Maybe it’s not surprising that Philadelphia — home of the cheesesteak, scrapple, and Tastykake — has one of the highest obesity rates among large U.S. cities. (To be fair, nobody’s bragging about their city’s quinoa salad.)
The city has been actively battling the bulge for years. Deep fryers were banned in school kitchens in 2010 and kids haven’t been able to buy soda in school vending machines since 2004, for instance. (On a related front, Philly has targeted Chinese takeout restaurants for excessive salt. No word on the fate of the fortune cookie.)
But the city’s most visible and far-reaching program, the largest of its kind in the country, has been the Healthy Corner Store Initiative. The city-wide project, spearheaded by Philadelphia-based nonprofit The Food Trust, is an attempt to convince corner stores, those one-stop shops for SunnyD and SnoBalls, to carry healthy food.

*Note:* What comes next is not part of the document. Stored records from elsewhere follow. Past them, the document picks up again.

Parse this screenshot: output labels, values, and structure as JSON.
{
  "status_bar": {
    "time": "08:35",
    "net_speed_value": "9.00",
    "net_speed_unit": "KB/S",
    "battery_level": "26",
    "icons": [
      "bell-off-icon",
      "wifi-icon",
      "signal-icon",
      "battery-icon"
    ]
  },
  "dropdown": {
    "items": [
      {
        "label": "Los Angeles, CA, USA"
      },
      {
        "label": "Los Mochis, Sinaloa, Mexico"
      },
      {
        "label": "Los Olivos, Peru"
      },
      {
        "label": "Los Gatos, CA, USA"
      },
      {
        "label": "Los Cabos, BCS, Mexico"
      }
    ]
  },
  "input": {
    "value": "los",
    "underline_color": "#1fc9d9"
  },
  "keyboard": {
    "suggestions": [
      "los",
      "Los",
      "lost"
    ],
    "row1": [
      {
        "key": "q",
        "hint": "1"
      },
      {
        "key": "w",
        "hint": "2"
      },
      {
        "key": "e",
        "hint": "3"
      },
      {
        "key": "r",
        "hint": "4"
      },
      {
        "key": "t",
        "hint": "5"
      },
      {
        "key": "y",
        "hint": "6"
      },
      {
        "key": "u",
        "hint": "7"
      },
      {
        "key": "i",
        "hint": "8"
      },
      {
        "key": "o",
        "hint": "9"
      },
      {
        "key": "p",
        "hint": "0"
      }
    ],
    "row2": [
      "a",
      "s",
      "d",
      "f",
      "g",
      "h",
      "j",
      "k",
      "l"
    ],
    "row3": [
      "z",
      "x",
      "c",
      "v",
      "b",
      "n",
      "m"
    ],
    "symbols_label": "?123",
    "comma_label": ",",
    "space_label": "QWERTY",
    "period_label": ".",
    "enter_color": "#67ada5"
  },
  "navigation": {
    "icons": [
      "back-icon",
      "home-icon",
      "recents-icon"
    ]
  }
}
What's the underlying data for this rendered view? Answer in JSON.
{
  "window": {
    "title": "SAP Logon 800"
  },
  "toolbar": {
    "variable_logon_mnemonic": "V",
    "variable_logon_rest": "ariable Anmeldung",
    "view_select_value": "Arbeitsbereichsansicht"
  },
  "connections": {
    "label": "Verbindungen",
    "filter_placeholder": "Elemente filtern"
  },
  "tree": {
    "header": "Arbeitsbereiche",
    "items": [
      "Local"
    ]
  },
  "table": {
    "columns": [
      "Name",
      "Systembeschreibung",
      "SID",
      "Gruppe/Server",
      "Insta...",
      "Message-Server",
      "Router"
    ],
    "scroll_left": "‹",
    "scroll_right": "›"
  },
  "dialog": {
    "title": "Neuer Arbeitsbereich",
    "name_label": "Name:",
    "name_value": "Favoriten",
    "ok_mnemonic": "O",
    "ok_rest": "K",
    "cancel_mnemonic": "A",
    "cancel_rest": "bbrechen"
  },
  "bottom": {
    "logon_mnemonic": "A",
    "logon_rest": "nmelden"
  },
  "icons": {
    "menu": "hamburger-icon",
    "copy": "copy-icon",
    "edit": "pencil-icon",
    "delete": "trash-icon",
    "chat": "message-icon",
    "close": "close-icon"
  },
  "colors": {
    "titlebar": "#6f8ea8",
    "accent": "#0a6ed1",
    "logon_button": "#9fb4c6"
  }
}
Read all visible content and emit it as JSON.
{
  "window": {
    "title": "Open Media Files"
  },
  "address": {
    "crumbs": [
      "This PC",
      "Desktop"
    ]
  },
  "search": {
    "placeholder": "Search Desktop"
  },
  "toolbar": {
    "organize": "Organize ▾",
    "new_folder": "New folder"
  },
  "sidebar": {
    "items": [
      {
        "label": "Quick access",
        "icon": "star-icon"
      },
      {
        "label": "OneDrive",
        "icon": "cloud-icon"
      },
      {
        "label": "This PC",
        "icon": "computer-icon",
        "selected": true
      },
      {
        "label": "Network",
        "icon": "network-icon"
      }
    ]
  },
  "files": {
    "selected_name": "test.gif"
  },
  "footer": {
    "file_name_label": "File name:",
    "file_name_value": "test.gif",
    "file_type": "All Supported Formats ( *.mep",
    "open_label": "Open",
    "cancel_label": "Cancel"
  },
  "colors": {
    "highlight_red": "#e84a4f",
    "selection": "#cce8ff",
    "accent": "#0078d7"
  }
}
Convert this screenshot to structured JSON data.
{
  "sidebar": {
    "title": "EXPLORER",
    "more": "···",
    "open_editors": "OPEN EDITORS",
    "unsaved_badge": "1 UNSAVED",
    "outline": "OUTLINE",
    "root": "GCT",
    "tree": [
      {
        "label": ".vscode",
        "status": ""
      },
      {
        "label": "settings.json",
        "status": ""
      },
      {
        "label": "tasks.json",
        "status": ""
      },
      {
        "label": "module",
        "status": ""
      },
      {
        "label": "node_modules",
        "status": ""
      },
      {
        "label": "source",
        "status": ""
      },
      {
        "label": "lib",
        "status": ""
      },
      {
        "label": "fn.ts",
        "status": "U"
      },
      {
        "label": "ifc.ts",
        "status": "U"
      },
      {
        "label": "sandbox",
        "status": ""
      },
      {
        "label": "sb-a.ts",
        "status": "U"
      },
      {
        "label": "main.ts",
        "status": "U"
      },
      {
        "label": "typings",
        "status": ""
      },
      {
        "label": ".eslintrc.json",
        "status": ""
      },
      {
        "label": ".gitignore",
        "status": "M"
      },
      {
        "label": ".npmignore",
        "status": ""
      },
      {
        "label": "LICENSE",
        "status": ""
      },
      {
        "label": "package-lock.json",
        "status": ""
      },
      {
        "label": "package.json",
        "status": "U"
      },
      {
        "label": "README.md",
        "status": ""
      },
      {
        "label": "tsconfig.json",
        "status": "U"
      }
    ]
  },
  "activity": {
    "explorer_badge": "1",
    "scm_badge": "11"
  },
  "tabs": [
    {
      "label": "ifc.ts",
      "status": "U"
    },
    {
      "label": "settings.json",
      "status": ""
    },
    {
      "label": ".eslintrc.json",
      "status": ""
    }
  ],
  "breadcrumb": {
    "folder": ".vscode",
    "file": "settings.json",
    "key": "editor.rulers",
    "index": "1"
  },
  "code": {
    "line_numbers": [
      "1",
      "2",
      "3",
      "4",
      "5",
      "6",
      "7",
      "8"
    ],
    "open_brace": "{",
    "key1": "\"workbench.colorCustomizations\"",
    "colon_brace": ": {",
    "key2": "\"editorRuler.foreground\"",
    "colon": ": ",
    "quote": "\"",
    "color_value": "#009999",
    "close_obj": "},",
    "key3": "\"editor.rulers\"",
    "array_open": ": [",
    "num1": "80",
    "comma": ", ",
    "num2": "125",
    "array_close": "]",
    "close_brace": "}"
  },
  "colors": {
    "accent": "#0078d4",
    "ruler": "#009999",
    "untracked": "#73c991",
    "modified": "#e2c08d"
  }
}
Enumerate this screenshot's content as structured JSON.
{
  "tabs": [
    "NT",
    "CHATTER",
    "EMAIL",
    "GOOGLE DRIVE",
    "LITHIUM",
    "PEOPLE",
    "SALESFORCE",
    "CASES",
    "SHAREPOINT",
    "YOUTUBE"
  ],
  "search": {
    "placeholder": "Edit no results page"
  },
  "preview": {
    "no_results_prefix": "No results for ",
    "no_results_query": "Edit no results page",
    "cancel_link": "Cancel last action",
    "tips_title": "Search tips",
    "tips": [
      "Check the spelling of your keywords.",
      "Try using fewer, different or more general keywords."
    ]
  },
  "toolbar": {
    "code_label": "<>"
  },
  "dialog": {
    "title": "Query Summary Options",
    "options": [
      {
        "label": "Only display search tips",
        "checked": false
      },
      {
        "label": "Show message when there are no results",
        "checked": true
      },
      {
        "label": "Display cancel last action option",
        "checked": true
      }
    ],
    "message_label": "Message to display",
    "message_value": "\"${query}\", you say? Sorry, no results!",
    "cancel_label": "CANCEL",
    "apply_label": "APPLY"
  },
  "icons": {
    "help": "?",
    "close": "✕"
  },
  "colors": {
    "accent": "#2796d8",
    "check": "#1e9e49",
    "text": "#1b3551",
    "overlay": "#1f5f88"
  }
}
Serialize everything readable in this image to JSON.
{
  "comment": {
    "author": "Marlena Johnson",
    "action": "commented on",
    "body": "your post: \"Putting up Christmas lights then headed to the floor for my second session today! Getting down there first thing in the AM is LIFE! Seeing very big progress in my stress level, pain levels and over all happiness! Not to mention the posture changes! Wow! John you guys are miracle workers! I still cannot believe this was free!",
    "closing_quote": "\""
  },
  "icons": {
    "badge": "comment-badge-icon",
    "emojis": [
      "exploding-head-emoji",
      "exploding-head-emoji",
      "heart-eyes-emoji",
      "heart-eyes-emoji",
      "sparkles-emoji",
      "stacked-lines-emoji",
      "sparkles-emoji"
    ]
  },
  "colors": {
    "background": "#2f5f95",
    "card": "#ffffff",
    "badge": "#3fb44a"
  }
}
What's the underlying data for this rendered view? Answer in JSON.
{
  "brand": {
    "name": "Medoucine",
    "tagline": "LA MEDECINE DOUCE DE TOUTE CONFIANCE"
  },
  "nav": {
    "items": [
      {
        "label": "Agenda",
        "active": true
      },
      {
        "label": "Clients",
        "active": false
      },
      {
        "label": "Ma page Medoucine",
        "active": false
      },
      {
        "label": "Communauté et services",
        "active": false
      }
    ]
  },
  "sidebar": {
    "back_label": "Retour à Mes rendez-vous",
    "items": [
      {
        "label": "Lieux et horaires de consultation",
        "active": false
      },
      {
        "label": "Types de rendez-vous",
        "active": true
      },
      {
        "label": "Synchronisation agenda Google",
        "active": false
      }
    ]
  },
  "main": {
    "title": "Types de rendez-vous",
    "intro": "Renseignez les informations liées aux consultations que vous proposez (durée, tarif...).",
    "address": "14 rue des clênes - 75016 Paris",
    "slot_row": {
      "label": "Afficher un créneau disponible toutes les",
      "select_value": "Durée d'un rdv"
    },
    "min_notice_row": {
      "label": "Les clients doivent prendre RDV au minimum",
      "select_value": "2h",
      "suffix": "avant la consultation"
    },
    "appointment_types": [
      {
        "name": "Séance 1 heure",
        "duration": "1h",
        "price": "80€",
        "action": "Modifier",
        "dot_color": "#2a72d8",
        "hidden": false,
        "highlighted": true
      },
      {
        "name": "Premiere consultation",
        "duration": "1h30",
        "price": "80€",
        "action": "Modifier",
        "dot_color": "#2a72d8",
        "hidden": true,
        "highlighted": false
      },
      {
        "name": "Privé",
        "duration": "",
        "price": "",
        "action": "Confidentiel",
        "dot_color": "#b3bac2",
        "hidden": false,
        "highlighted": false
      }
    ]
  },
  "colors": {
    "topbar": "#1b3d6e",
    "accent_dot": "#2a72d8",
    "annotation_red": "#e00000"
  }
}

The program began as a small pilot project, with only 11 participating stores. In 2010, it expanded to more than 600 stores of an... Read more